**Assigned task**:
Please restate the data exactly, from the first line to the last.

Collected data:
*** Block opens ***

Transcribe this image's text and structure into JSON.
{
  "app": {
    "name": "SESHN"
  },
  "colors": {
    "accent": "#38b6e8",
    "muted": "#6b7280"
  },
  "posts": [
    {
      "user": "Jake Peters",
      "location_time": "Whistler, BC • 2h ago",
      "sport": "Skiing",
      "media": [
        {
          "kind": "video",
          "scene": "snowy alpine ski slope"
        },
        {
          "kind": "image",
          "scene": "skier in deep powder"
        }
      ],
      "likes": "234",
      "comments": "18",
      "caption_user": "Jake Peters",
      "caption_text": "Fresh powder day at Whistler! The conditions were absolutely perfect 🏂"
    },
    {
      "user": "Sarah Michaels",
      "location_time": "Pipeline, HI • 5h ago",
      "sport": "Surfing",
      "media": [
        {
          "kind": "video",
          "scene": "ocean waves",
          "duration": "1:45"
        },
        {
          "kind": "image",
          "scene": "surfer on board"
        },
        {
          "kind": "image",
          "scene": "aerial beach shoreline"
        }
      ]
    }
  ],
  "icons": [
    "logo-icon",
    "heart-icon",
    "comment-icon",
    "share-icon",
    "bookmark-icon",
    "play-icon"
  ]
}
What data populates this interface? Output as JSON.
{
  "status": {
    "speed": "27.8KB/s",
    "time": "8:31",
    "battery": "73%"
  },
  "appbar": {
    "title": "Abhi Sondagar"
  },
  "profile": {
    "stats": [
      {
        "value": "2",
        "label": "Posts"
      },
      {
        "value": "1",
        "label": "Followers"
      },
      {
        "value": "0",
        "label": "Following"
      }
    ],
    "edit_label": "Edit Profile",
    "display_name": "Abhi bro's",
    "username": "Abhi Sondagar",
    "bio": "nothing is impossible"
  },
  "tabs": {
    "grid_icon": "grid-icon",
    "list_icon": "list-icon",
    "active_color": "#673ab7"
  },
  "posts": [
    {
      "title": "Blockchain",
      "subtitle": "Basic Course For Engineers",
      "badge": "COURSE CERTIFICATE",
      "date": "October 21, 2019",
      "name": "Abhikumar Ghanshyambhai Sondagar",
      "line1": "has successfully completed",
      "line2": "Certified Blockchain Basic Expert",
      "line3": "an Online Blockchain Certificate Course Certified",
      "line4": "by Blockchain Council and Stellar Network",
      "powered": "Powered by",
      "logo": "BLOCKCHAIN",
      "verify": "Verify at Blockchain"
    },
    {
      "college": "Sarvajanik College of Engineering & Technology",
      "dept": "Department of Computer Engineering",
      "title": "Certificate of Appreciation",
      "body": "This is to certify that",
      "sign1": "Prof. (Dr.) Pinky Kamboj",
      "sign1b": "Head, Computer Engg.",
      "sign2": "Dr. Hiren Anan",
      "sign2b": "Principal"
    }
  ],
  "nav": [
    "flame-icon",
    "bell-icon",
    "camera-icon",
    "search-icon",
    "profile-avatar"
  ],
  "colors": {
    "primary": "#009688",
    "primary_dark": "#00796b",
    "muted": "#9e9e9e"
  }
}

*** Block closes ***

**Result for this task**:
Transcribe this image's text and structure into JSON.
{
  "app": {
    "name": "SESHN"
  },
  "colors": {
    "accent": "#38b6e8",
    "muted": "#6b7280"
  },
  "posts": [
    {
      "user": "Jake Peters",
      "location_time": "Whistler, BC • 2h ago",
      "sport": "Skiing",
      "media": [
        {
          "kind": "video",
          "scene": "snowy alpine ski slope"
        },
        {
          "kind": "image",
          "scene": "skier in deep powder"
        }
      ],
      "likes": "234",
      "comments": "18",
      "caption_user": "Jake Peters",
      "caption_text": "Fresh powder day at Whistler! The conditions were absolutely perfect 🏂"
    },
    {
      "user": "Sarah Michaels",
      "location_time": "Pipeline, HI • 5h ago",
      "sport": "Surfing",
      "media": [
        {
          "kind": "video",
          "scene": "ocean waves",
          "duration": "1:45"
        },
        {
          "kind": "image",
          "scene": "surfer on board"
        },
        {
          "kind": "image",
          "scene": "aerial beach shoreline"
        }
      ]
    }
  ],
  "icons": [
    "logo-icon",
    "heart-icon",
    "comment-icon",
    "share-icon",
    "bookmark-icon",
    "play-icon"
  ]
}
What data populates this interface? Output as JSON.
{
  "status": {
    "speed": "27.8KB/s",
    "time": "8:31",
    "battery": "73%"
  },
  "appbar": {
    "title": "Abhi Sondagar"
  },
  "profile": {
    "stats": [
      {
        "value": "2",
        "label": "Posts"
      },
      {
        "value": "1",
        "label": "Followers"
      },
      {
        "value": "0",
        "label": "Following"
      }
    ],
    "edit_label": "Edit Profile",
    "display_name": "Abhi bro's",
    "username": "Abhi Sondagar",
    "bio": "nothing is impossible"
  },
  "tabs": {
    "grid_icon": "grid-icon",
    "list_icon": "list-icon",
    "active_color": "#673ab7"
  },
  "posts": [
    {
      "title": "Blockchain",
      "subtitle": "Basic Course For Engineers",
      "badge": "COURSE CERTIFICATE",
      "date": "October 21, 2019",
      "name": "Abhikumar Ghanshyambhai Sondagar",
      "line1": "has successfully completed",
      "line2": "Certified Blockchain Basic Expert",
      "line3": "an Online Blockchain Certificate Course Certified",
      "line4": "by Blockchain Council and Stellar Network",
      "powered": "Powered by",
      "logo": "BLOCKCHAIN",
      "verify": "Verify at Blockchain"
    },
    {
      "college": "Sarvajanik College of Engineering & Technology",
      "dept": "Department of Computer Engineering",
      "title": "Certificate of Appreciation",
      "body": "This is to certify that",
      "sign1": "Prof. (Dr.) Pinky Kamboj",
      "sign1b": "Head, Computer Engg.",
      "sign2": "Dr. Hiren Anan",
      "sign2b": "Principal"
    }
  ],
  "nav": [
    "flame-icon",
    "bell-icon",
    "camera-icon",
    "search-icon",
    "profile-avatar"
  ],
  "colors": {
    "primary": "#009688",
    "primary_dark": "#00796b",
    "muted": "#9e9e9e"
  }
}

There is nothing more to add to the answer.